The parts of the device are configured so that when the patch 34 has been advanced beyond the distal end of the outer tube 16 and has spread to its unfolded configuration, the fingers 36 of the outer tube 16 return, resiliently, to their original unsplayed configuration. To that end, the lengths of the tabs 42 and the location of the cam 40 along the actuator 18 are such that the cam 40 will advance past the ends of the tabs 42 at or just after the time that the patch 34 is released from its engagement with the fingers 36. The resilience of the distal fingers 36 is such that they will return radially inward to their original, unsplayed configuration. When the fingers have returned to their original position, the distal ends of the fingers are in a position to be urged against the patch to assure firm contact of the patch with the extravascular surface about the vessel puncture.

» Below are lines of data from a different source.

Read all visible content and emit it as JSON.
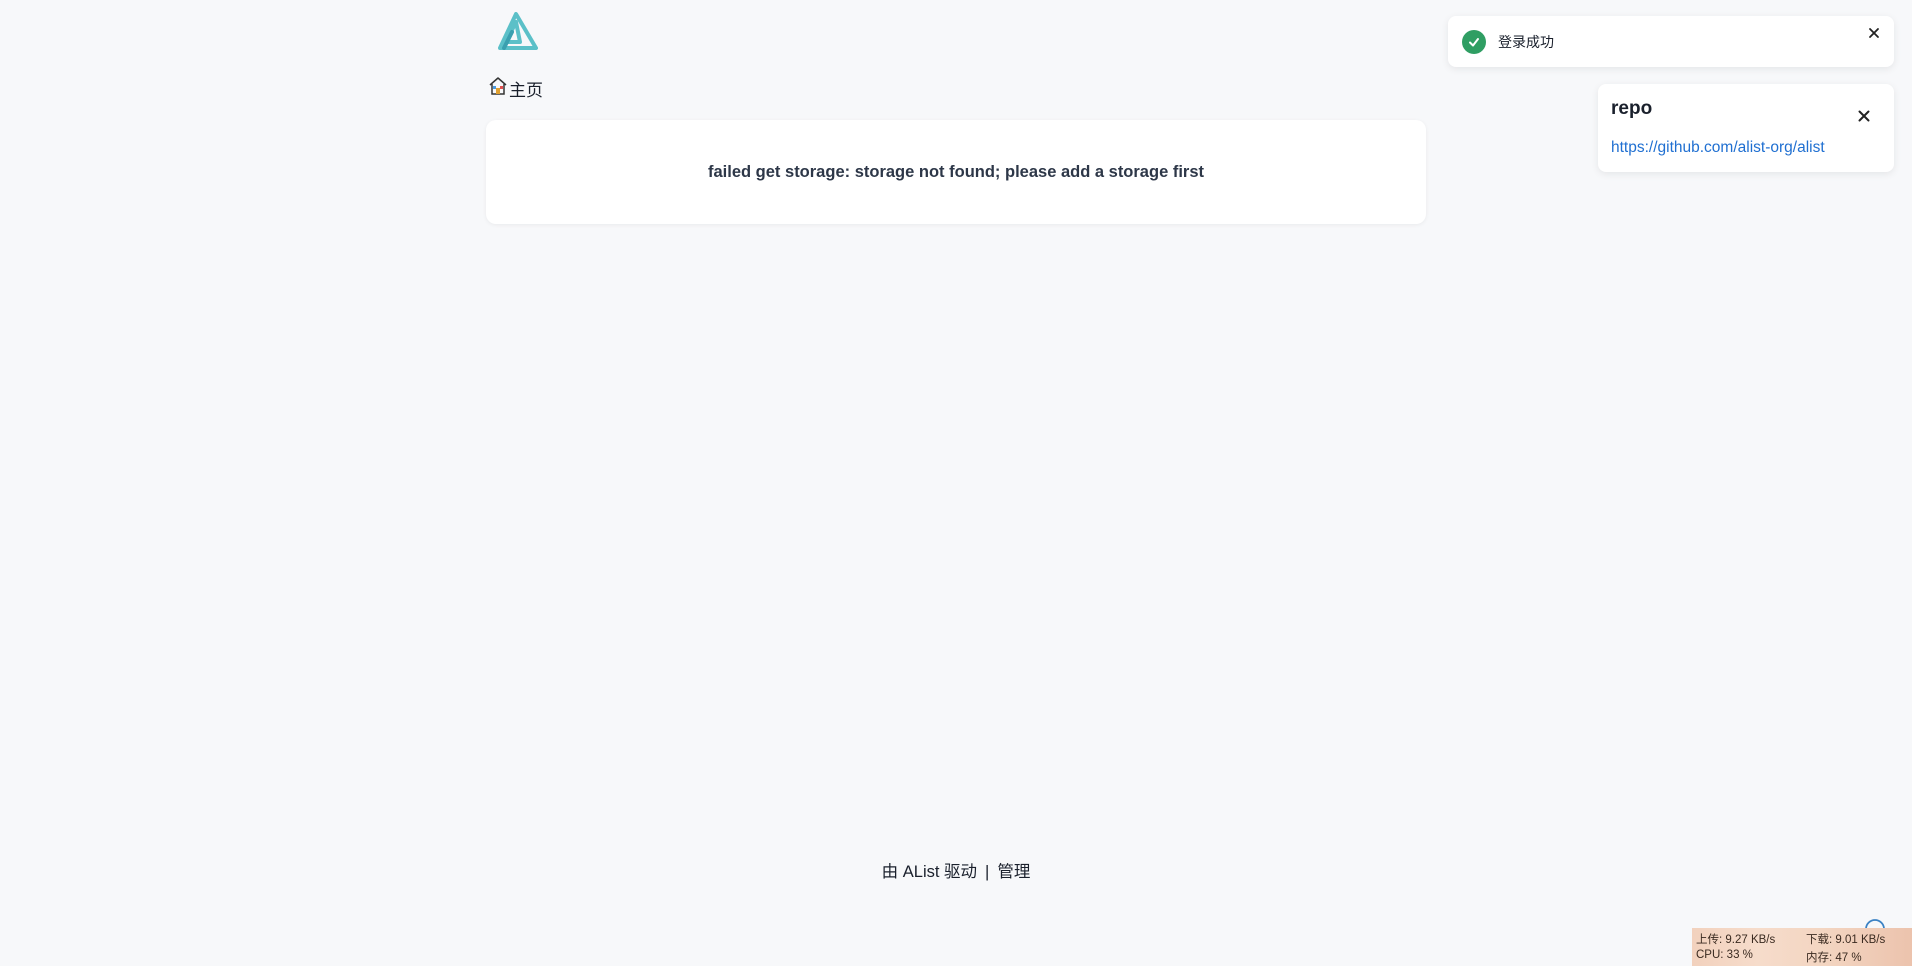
{
  "header": {
    "logo_icon": "alist-logo-icon",
    "breadcrumb": {
      "icon": "home-icon",
      "label": "主页"
    }
  },
  "main": {
    "error_message": "failed get storage: storage not found; please add a storage first"
  },
  "toast": {
    "icon": "check-circle-icon",
    "message": "登录成功",
    "close_icon": "close-icon",
    "status_color": "#2f9e63"
  },
  "notice": {
    "title": "repo",
    "link": "https://github.com/alist-org/alist",
    "close_icon": "close-icon"
  },
  "footer": {
    "powered_by": "由 AList 驱动",
    "separator": "|",
    "manage_link": "管理"
  },
  "netmon": {
    "upload": "上传: 9.27 KB/s",
    "download": "下载: 9.01 KB/s",
    "cpu": "CPU: 33 %",
    "memory": "内存: 47 %"
  },
  "colors": {
    "background": "#f7f8fa",
    "card": "#ffffff",
    "link": "#1f6fd1",
    "logo": "#5bc0c8"
  }
}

The device is used after the vascular procedural devices, such as catheters, stents and stent delivery devices, etc., have been removed from the patient, leaving only the guidewire 28 in place. The vascular closure device then can be back loaded onto the proximal end of the guidewire by inserting the proximal end of the guidewire into the lumen at the distal end 24 of the dilator 22. Then the dilator and other components of the patch delivery device are advanced over the guidewire, with the dilator being advanced through the vessel puncture into the blood vessel. The presence of blood at the proximal end 32 of the dilator 22 indicates that the blood marking port 30 has advanced into the vessel. The outer tube 16 and the dilator 22 are disposed relative to each other so that when blood just begins to appear at the proximal end of the blood marking lumen, the distal end of the outer tube will be located just outside and in proximity to the vessel puncture. The relative positions of the dilator 22 and outer tube 16 may be fixed by providing abutting surfaces or stops on the tube 16 and dilator or on the portions of the handle that control relative movement between the two components to limit the extent that the distal end 24 of the dilator projects beyond the distal end of the tube 16. By providing a fixed distance between the blood marking port 30 on the dilator 22 and the distal end of the outer tube 16, the clinician can verify the location of the distal end of the device with respect to the vessel puncture.

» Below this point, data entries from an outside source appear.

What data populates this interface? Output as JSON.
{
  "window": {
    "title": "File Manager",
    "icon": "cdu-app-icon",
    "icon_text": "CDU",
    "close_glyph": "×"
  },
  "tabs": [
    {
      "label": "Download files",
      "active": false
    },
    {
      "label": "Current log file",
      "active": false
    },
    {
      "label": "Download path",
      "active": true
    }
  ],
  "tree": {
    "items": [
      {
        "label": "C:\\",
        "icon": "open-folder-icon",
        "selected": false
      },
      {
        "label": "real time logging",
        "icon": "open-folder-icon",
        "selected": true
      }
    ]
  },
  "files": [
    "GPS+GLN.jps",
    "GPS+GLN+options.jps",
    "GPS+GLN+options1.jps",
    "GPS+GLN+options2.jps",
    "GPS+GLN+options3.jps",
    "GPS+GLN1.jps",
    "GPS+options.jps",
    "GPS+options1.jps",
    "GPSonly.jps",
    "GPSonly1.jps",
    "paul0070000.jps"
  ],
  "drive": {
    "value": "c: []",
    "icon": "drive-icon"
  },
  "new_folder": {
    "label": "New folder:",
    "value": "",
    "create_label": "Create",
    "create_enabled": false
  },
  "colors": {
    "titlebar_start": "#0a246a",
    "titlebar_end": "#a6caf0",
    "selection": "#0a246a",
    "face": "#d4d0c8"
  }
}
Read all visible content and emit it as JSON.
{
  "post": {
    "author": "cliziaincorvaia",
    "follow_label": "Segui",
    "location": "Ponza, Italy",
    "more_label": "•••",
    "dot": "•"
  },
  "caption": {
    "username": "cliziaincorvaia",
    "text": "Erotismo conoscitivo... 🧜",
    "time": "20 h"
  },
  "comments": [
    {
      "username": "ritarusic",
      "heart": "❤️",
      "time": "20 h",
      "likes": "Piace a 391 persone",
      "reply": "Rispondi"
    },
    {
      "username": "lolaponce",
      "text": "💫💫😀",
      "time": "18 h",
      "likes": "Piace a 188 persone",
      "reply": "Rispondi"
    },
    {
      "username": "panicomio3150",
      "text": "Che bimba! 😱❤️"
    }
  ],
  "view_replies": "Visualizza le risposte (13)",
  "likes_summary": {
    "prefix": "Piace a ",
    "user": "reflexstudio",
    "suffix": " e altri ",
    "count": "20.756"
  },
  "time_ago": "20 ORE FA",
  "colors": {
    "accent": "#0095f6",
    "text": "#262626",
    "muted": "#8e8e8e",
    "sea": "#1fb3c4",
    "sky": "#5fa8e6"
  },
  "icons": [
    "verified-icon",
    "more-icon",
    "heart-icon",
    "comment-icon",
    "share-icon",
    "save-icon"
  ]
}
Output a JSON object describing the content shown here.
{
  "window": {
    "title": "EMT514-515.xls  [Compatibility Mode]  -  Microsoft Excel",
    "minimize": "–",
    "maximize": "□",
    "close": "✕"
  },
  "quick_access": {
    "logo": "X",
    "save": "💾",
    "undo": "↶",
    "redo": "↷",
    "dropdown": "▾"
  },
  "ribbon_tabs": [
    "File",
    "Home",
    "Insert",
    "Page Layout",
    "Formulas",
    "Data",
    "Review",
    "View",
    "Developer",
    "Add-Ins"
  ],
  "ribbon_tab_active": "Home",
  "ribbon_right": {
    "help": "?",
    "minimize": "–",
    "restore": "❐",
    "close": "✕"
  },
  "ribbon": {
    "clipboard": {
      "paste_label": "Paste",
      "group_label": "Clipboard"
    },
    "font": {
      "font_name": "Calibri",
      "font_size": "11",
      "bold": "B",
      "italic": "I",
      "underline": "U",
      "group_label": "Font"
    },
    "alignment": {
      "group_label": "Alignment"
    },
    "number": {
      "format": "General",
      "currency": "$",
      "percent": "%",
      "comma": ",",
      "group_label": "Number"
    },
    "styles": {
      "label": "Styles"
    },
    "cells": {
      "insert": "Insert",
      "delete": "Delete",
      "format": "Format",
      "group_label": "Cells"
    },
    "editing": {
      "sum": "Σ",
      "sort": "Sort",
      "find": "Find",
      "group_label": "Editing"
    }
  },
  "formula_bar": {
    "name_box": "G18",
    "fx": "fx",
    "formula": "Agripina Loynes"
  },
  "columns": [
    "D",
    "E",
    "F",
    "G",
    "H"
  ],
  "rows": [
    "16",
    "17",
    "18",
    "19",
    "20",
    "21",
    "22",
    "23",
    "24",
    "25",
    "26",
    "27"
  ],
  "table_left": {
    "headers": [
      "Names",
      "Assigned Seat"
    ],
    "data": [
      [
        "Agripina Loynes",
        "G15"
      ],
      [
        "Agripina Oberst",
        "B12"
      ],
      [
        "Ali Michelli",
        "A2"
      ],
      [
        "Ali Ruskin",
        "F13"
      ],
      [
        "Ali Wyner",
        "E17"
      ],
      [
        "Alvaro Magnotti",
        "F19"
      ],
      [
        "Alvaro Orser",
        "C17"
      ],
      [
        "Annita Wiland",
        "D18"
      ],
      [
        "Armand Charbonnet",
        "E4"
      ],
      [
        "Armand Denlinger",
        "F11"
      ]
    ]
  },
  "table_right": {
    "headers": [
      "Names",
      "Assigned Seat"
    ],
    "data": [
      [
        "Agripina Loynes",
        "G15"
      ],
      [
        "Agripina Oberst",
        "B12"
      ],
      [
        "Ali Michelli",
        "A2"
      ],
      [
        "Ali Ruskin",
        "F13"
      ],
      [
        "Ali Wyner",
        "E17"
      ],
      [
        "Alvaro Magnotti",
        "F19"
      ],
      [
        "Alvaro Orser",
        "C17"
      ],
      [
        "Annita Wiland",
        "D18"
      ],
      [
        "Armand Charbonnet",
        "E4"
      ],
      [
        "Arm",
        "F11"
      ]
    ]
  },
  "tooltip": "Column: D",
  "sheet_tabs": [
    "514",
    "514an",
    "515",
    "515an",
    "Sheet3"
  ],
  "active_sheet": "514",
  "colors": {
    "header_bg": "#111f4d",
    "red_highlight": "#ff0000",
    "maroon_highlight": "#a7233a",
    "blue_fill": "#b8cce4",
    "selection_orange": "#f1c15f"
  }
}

When the distal end of the delivery catheter has been advanced into a position in proximity to the vessel puncture, the actuator 18 may be advanced distally, as by operation of the slide 20, to cause the patch 34 to be spread while advancing it distally and ejecting it from the catheter and while also pushing aside adjacent tissue externally of the vessel. When the fingers 36 have returned to their relaxed position, the catheter may be urged lightly in a distal direction to lightly press the patch against the region about the puncture. With the patch so placed, the delivery device may be removed, together with the guidewire. The natural tendency for the displaced tissue and tissue through which the original catheter track 59 was formed is to come together to close over the patch. This may be enhanced by external pressure applied to the patient. It may be noted that with this mode of hemostasis the edges of the vessel puncture may not be completely closed together and that some blood leakage may be expected. However, where the surrounding tissue and patch overlie the puncture, it is anticipated that blood will form sufficient clot to have a hemostatic effect enabling and containing clotting at the puncture site. It may be noted that although the patch will have one or more slits in its center in order to accommodate the dilator, the slits will close together under the influence of the pressure of the surrounding tissue and externally applied pressure.

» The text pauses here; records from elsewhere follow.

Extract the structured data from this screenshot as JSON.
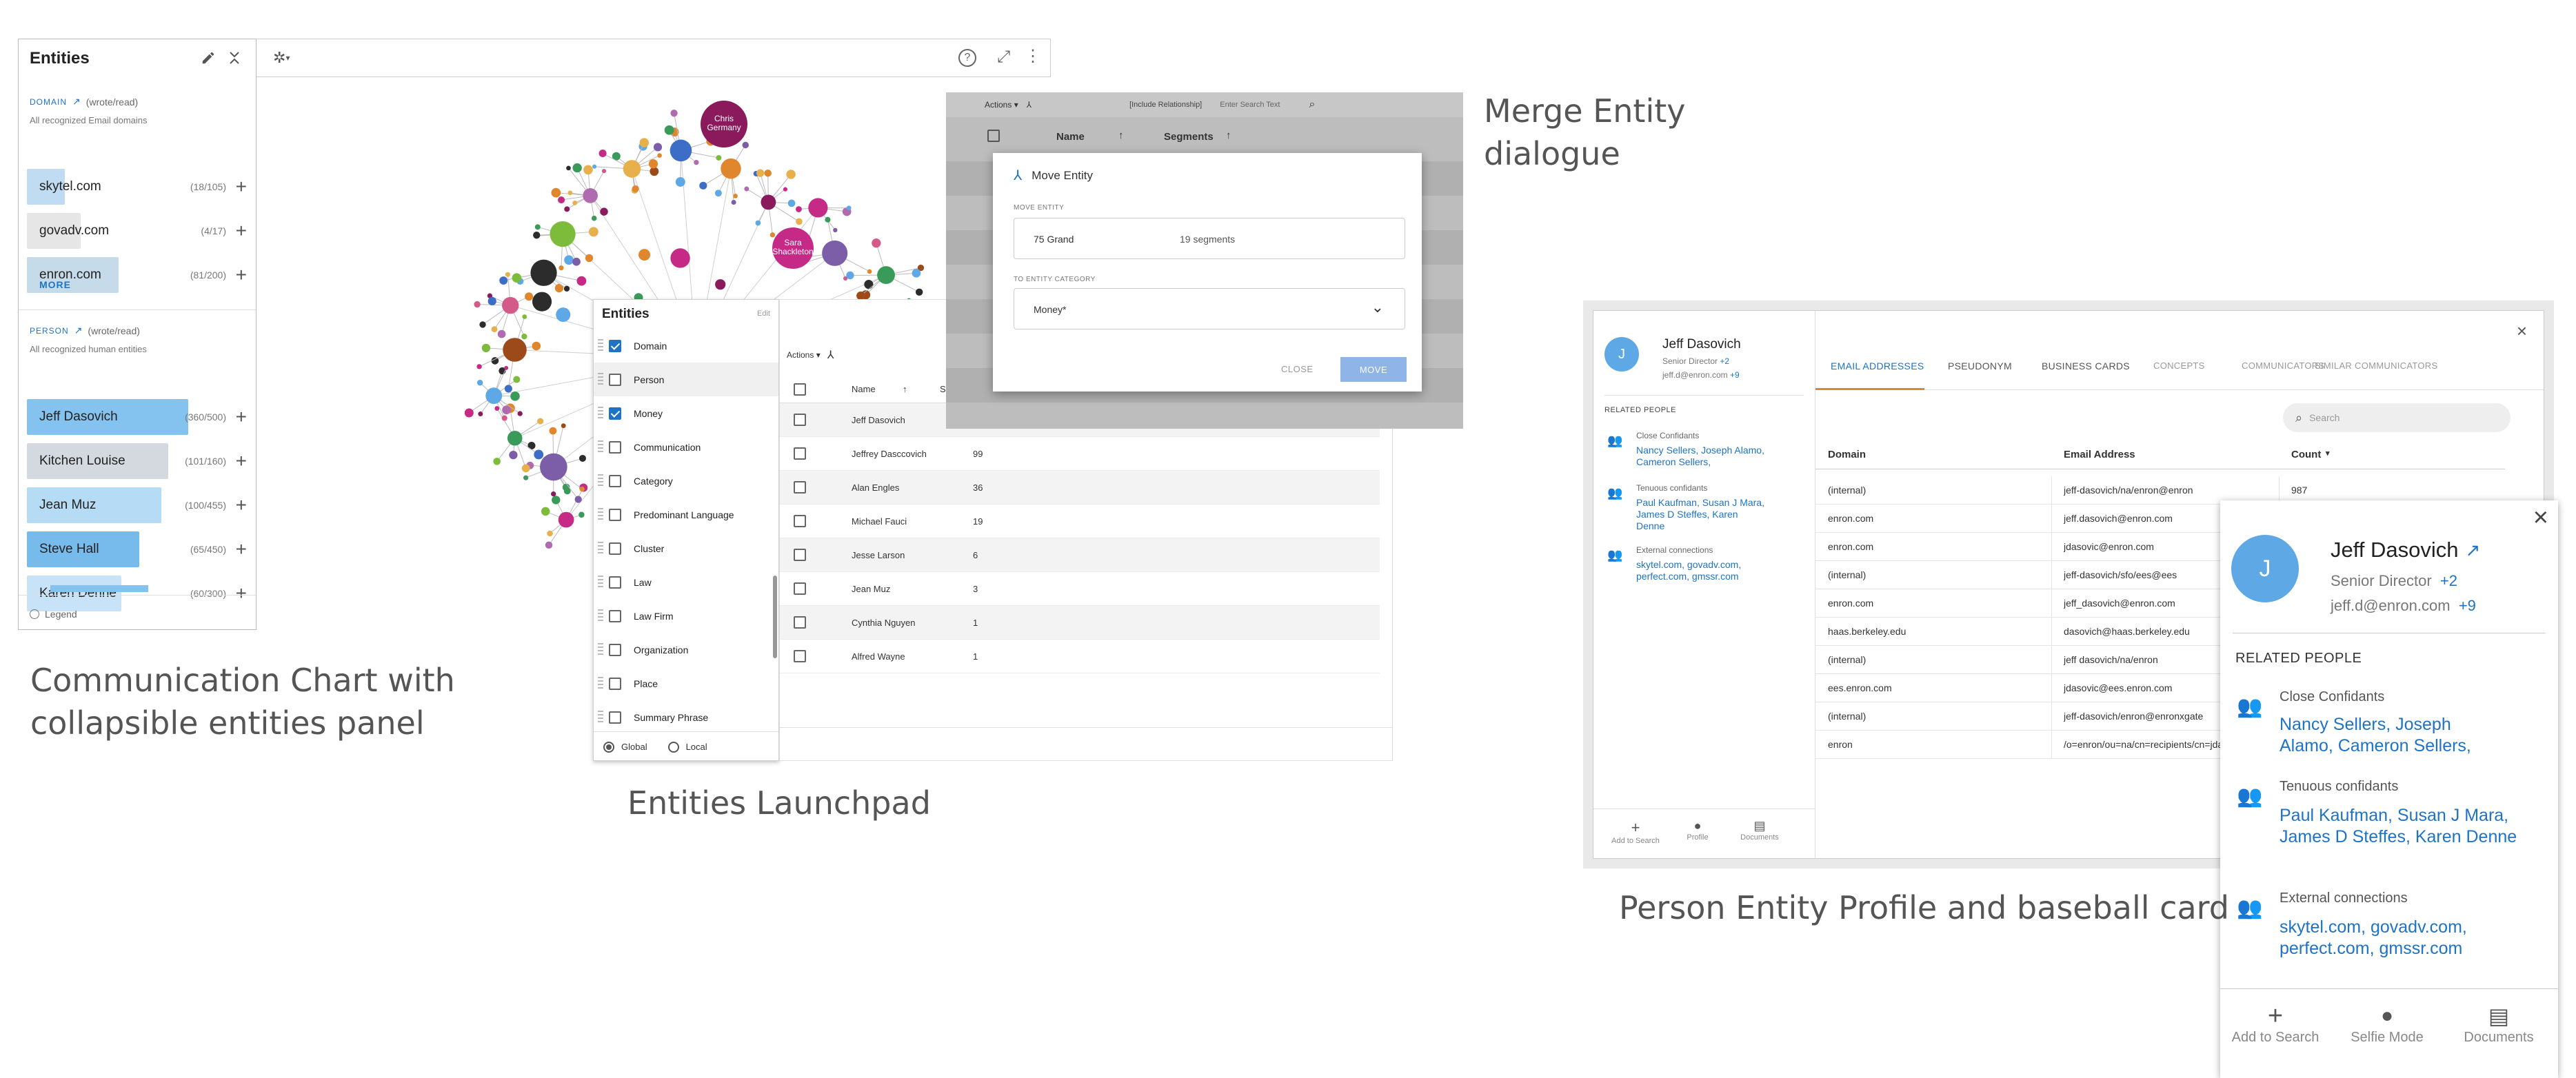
{
  "captions": {
    "comm": [
      "Communication Chart with",
      "collapsible entities panel"
    ],
    "launchpad": "Entities Launchpad",
    "merge": [
      "Merge Entity",
      "dialogue"
    ],
    "profile": "Person Entity Profile and baseball card"
  },
  "entities_panel": {
    "title": "Entities",
    "domain_section": {
      "label": "DOMAIN",
      "mode": "(wrote/read)",
      "subtitle": "All recognized Email domains",
      "more": "MORE"
    },
    "domains": [
      {
        "name": "skytel.com",
        "count": "(18/105)",
        "ratio": 0.17,
        "color": "#bfdcf3"
      },
      {
        "name": "govadv.com",
        "count": "(4/17)",
        "ratio": 0.24,
        "color": "#e6e6e6"
      },
      {
        "name": "enron.com",
        "count": "(81/200)",
        "ratio": 0.41,
        "color": "#c6dbe9"
      }
    ],
    "person_section": {
      "label": "PERSON",
      "mode": "(wrote/read)",
      "subtitle": "All recognized human entities"
    },
    "persons": [
      {
        "name": "Jeff Dasovich",
        "count": "(360/500)",
        "ratio": 0.72,
        "color": "#84c2ef"
      },
      {
        "name": "Kitchen Louise",
        "count": "(101/160)",
        "ratio": 0.63,
        "color": "#d3d9de"
      },
      {
        "name": "Jean Muz",
        "count": "(100/455)",
        "ratio": 0.6,
        "color": "#b5dbf5"
      },
      {
        "name": "Steve Hall",
        "count": "(65/450)",
        "ratio": 0.5,
        "color": "#76bbec"
      },
      {
        "name": "Karen Denne",
        "count": "(60/300)",
        "ratio": 0.42,
        "color": "#c8e3f7"
      }
    ],
    "legend": "Legend"
  },
  "chart": {
    "nodes": [
      {
        "label": "Chris Germany",
        "color": "#8a1a5c"
      },
      {
        "label": "Sara Shackleton",
        "color": "#c42a86"
      }
    ]
  },
  "launchpad": {
    "title": "Entities",
    "edit": "Edit",
    "categories": [
      {
        "label": "Domain",
        "checked": true
      },
      {
        "label": "Person",
        "checked": false
      },
      {
        "label": "Money",
        "checked": true
      },
      {
        "label": "Communication",
        "checked": false
      },
      {
        "label": "Category",
        "checked": false
      },
      {
        "label": "Predominant Language",
        "checked": false
      },
      {
        "label": "Cluster",
        "checked": false
      },
      {
        "label": "Law",
        "checked": false
      },
      {
        "label": "Law Firm",
        "checked": false
      },
      {
        "label": "Organization",
        "checked": false
      },
      {
        "label": "Place",
        "checked": false
      },
      {
        "label": "Summary Phrase",
        "checked": false
      }
    ],
    "scope_global": "Global",
    "scope_local": "Local",
    "actions": "Actions",
    "col_name": "Name",
    "col_seg": "Seg",
    "rows": [
      {
        "name": "Jeff Dasovich",
        "seg": ""
      },
      {
        "name": "Jeffrey Dasccovich",
        "seg": "99"
      },
      {
        "name": "Alan Engles",
        "seg": "36"
      },
      {
        "name": "Michael Fauci",
        "seg": "19"
      },
      {
        "name": "Jesse Larson",
        "seg": "6"
      },
      {
        "name": "Jean Muz",
        "seg": "3"
      },
      {
        "name": "Cynthia  Nguyen",
        "seg": "1"
      },
      {
        "name": "Alfred Wayne",
        "seg": "1"
      }
    ]
  },
  "merge": {
    "actions": "Actions",
    "include": "[Include Relationship]",
    "search_placeholder": "Enter Search Text",
    "col_name": "Name",
    "col_segments": "Segments",
    "dialog_title": "Move Entity",
    "move_entity_label": "MOVE ENTITY",
    "entity_name": "75 Grand",
    "entity_segments": "19 segments",
    "to_category_label": "TO ENTITY CATEGORY",
    "category_value": "Money*",
    "close": "CLOSE",
    "move": "MOVE"
  },
  "profile": {
    "avatar": "J",
    "name": "Jeff Dasovich",
    "role": "Senior Director",
    "role_more": "+2",
    "email": "jeff.d@enron.com",
    "email_more": "+9",
    "related_heading": "RELATED PEOPLE",
    "close_confidants_label": "Close Confidants",
    "close_confidants": "Nancy Sellers, Joseph Alamo, Cameron Sellers,",
    "tenuous_label": "Tenuous confidants",
    "tenuous": "Paul Kaufman, Susan J Mara, James D Steffes, Karen Denne",
    "external_label": "External connections",
    "external": "skytel.com, govadv.com, perfect.com, gmssr.com",
    "footer": [
      "Add to Search",
      "Profile",
      "Documents"
    ],
    "tabs": [
      "EMAIL ADDRESSES",
      "PSEUDONYM",
      "BUSINESS CARDS",
      "CONCEPTS",
      "COMMUNICATORS",
      "SIMILAR COMMUNICATORS"
    ],
    "search_placeholder": "Search",
    "table_headers": [
      "Domain",
      "Email Address",
      "Count"
    ],
    "table_rows": [
      {
        "domain": "(internal)",
        "email": "jeff-dasovich/na/enron@enron",
        "count": "987"
      },
      {
        "domain": "enron.com",
        "email": "jeff.dasovich@enron.com",
        "count": ""
      },
      {
        "domain": "enron.com",
        "email": "jdasovic@enron.com",
        "count": ""
      },
      {
        "domain": "(internal)",
        "email": "jeff-dasovich/sfo/ees@ees",
        "count": ""
      },
      {
        "domain": "enron.com",
        "email": "jeff_dasovich@enron.com",
        "count": ""
      },
      {
        "domain": "haas.berkeley.edu",
        "email": "dasovich@haas.berkeley.edu",
        "count": ""
      },
      {
        "domain": "(internal)",
        "email": "jeff dasovich/na/enron",
        "count": ""
      },
      {
        "domain": "ees.enron.com",
        "email": "jdasovic@ees.enron.com",
        "count": ""
      },
      {
        "domain": "(internal)",
        "email": "jeff-dasovich/enron@enronxgate",
        "count": ""
      },
      {
        "domain": "enron",
        "email": "/o=enron/ou=na/cn=recipients/cn=jdasovic",
        "count": ""
      }
    ]
  },
  "card": {
    "avatar": "J",
    "name": "Jeff Dasovich",
    "role": "Senior Director",
    "role_more": "+2",
    "email": "jeff.d@enron.com",
    "email_more": "+9",
    "related_heading": "RELATED PEOPLE",
    "close_confidants_label": "Close Confidants",
    "close_confidants": "Nancy Sellers, Joseph Alamo, Cameron Sellers,",
    "tenuous_label": "Tenuous confidants",
    "tenuous": "Paul Kaufman, Susan J Mara, James D Steffes, Karen Denne",
    "external_label": "External connections",
    "external": "skytel.com, govadv.com, perfect.com, gmssr.com",
    "footer": [
      "Add to Search",
      "Selfie Mode",
      "Documents"
    ]
  },
  "colors": {
    "accent": "#1e73c4",
    "move_button": "#8fb5e8",
    "tab_active": "#e0862c"
  }
}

It should be understood that the foregoing description of the invention is intended merely to be illustrative thereof and that other embodiments, modifications and equivalents may be apparent to those skilled in the art while remaining within the scope of the invention.